[TASK DATA]:
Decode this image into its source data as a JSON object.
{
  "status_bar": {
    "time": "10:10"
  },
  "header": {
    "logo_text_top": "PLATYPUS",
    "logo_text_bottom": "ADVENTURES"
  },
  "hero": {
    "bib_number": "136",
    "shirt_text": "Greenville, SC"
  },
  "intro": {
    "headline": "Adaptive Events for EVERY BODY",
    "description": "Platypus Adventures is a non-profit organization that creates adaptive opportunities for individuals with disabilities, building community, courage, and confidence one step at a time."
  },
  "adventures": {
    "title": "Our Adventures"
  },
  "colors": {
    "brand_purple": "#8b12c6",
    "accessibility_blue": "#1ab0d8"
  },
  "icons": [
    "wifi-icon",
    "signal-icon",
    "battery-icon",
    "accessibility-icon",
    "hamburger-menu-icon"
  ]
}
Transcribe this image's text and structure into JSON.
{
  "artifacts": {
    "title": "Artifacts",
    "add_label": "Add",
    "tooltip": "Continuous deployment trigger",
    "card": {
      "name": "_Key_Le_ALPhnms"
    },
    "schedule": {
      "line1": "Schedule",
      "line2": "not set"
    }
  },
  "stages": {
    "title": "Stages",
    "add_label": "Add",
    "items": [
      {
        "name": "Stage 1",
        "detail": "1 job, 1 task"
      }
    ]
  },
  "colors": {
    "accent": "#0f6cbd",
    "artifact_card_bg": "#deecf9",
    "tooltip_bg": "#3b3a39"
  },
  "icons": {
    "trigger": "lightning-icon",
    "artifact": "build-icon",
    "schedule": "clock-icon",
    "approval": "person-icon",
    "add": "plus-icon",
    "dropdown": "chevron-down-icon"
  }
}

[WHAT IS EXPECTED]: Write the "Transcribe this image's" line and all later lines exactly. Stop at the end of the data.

[ANSWER SECTION]:
Transcribe this image's text and structure into JSON.
{
  "artifacts": {
    "title": "Artifacts",
    "add_label": "Add",
    "tooltip": "Continuous deployment trigger",
    "card": {
      "name": "_Key_Le_ALPhnms"
    },
    "schedule": {
      "line1": "Schedule",
      "line2": "not set"
    }
  },
  "stages": {
    "title": "Stages",
    "add_label": "Add",
    "items": [
      {
        "name": "Stage 1",
        "detail": "1 job, 1 task"
      }
    ]
  },
  "colors": {
    "accent": "#0f6cbd",
    "artifact_card_bg": "#deecf9",
    "tooltip_bg": "#3b3a39"
  },
  "icons": {
    "trigger": "lightning-icon",
    "artifact": "build-icon",
    "schedule": "clock-icon",
    "approval": "person-icon",
    "add": "plus-icon",
    "dropdown": "chevron-down-icon"
  }
}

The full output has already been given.